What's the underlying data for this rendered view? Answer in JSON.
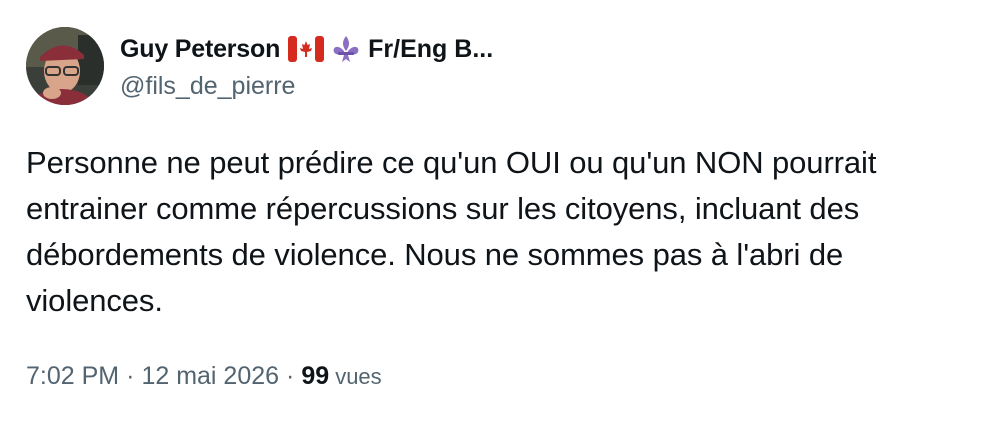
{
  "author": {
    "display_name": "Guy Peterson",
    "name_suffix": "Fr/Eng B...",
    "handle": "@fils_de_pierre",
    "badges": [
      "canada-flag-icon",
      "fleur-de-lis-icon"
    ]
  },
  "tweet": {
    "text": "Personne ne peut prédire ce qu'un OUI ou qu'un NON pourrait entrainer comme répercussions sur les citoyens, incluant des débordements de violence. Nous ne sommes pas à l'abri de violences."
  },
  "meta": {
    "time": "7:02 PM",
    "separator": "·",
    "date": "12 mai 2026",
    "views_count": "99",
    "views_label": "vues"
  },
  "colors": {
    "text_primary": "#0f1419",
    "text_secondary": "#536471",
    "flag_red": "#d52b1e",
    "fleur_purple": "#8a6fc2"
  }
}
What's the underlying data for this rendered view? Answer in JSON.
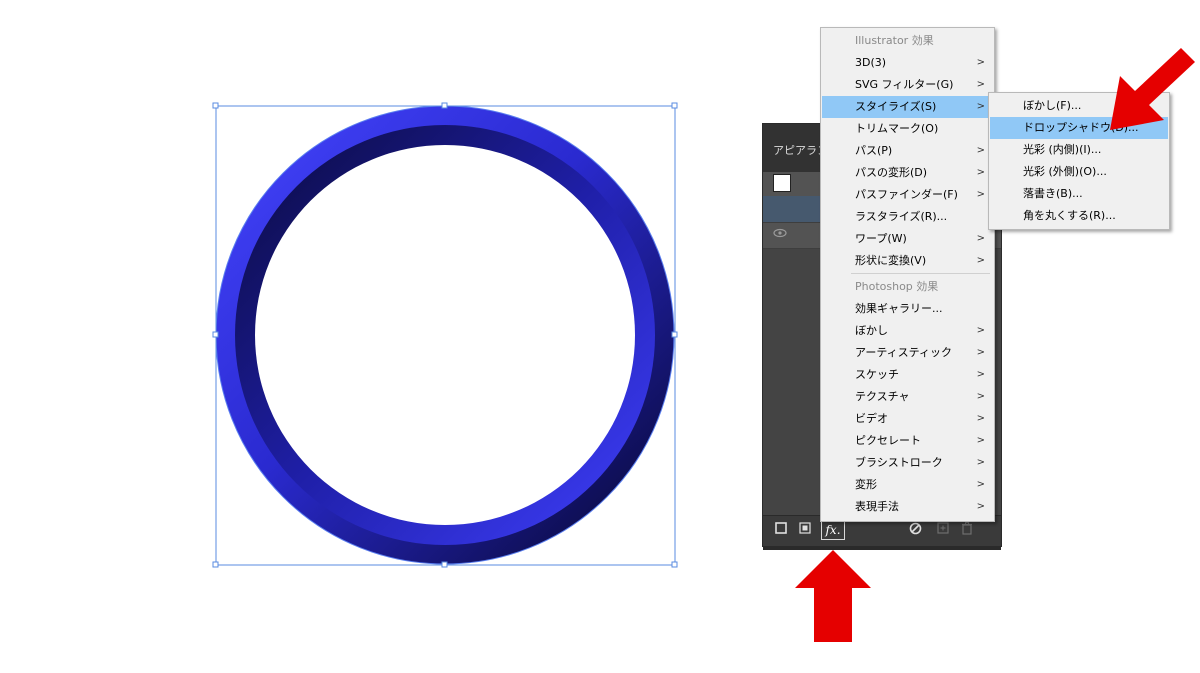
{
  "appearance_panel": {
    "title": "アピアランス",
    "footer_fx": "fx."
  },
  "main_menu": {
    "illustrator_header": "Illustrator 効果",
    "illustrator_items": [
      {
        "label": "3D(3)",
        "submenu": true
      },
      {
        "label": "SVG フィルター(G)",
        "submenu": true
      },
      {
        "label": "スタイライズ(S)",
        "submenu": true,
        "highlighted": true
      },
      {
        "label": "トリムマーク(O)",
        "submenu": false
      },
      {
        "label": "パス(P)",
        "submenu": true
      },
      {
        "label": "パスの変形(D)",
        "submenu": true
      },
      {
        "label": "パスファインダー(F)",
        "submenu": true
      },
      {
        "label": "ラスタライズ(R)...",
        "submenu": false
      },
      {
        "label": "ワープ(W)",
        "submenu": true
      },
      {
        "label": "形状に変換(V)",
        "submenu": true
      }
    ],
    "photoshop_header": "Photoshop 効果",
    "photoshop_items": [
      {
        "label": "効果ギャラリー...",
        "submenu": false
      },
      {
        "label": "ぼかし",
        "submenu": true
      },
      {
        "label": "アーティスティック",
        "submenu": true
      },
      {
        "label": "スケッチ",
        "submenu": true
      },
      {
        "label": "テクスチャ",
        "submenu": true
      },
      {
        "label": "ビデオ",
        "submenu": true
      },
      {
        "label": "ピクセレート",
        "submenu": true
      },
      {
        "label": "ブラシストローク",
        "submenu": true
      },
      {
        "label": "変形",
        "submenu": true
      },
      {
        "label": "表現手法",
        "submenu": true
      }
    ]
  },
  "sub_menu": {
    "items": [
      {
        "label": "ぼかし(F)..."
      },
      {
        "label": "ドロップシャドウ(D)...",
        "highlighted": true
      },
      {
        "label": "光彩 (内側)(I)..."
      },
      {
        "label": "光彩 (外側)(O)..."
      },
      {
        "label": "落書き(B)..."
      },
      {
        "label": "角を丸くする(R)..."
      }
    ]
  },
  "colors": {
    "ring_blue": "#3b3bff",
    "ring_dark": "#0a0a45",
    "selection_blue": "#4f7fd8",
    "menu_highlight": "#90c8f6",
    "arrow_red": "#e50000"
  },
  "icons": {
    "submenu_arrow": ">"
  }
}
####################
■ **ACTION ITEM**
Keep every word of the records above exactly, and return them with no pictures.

■ **RESPONSE TO THIS TASK**
What's the underlying data for this rendered view? Answer in JSON.
{
  "author": {
    "display_name": "Guy Peterson",
    "name_suffix": "Fr/Eng B...",
    "handle": "@fils_de_pierre",
    "badges": [
      "canada-flag-icon",
      "fleur-de-lis-icon"
    ]
  },
  "tweet": {
    "text": "Personne ne peut prédire ce qu'un OUI ou qu'un NON pourrait entrainer comme répercussions sur les citoyens, incluant des débordements de violence. Nous ne sommes pas à l'abri de violences."
  },
  "meta": {
    "time": "7:02 PM",
    "separator": "·",
    "date": "12 mai 2026",
    "views_count": "99",
    "views_label": "vues"
  },
  "colors": {
    "text_primary": "#0f1419",
    "text_secondary": "#536471",
    "flag_red": "#d52b1e",
    "fleur_purple": "#8a6fc2"
  }
}
What's the underlying data for this rendered view? Answer in JSON.
{
  "appearance_panel": {
    "title": "アピアランス",
    "footer_fx": "fx."
  },
  "main_menu": {
    "illustrator_header": "Illustrator 効果",
    "illustrator_items": [
      {
        "label": "3D(3)",
        "submenu": true
      },
      {
        "label": "SVG フィルター(G)",
        "submenu": true
      },
      {
        "label": "スタイライズ(S)",
        "submenu": true,
        "highlighted": true
      },
      {
        "label": "トリムマーク(O)",
        "submenu": false
      },
      {
        "label": "パス(P)",
        "submenu": true
      },
      {
        "label": "パスの変形(D)",
        "submenu": true
      },
      {
        "label": "パスファインダー(F)",
        "submenu": true
      },
      {
        "label": "ラスタライズ(R)...",
        "submenu": false
      },
      {
        "label": "ワープ(W)",
        "submenu": true
      },
      {
        "label": "形状に変換(V)",
        "submenu": true
      }
    ],
    "photoshop_header": "Photoshop 効果",
    "photoshop_items": [
      {
        "label": "効果ギャラリー...",
        "submenu": false
      },
      {
        "label": "ぼかし",
        "submenu": true
      },
      {
        "label": "アーティスティック",
        "submenu": true
      },
      {
        "label": "スケッチ",
        "submenu": true
      },
      {
        "label": "テクスチャ",
        "submenu": true
      },
      {
        "label": "ビデオ",
        "submenu": true
      },
      {
        "label": "ピクセレート",
        "submenu": true
      },
      {
        "label": "ブラシストローク",
        "submenu": true
      },
      {
        "label": "変形",
        "submenu": true
      },
      {
        "label": "表現手法",
        "submenu": true
      }
    ]
  },
  "sub_menu": {
    "items": [
      {
        "label": "ぼかし(F)..."
      },
      {
        "label": "ドロップシャドウ(D)...",
        "highlighted": true
      },
      {
        "label": "光彩 (内側)(I)..."
      },
      {
        "label": "光彩 (外側)(O)..."
      },
      {
        "label": "落書き(B)..."
      },
      {
        "label": "角を丸くする(R)..."
      }
    ]
  },
  "colors": {
    "ring_blue": "#3b3bff",
    "ring_dark": "#0a0a45",
    "selection_blue": "#4f7fd8",
    "menu_highlight": "#90c8f6",
    "arrow_red": "#e50000"
  },
  "icons": {
    "submenu_arrow": ">"
  }
}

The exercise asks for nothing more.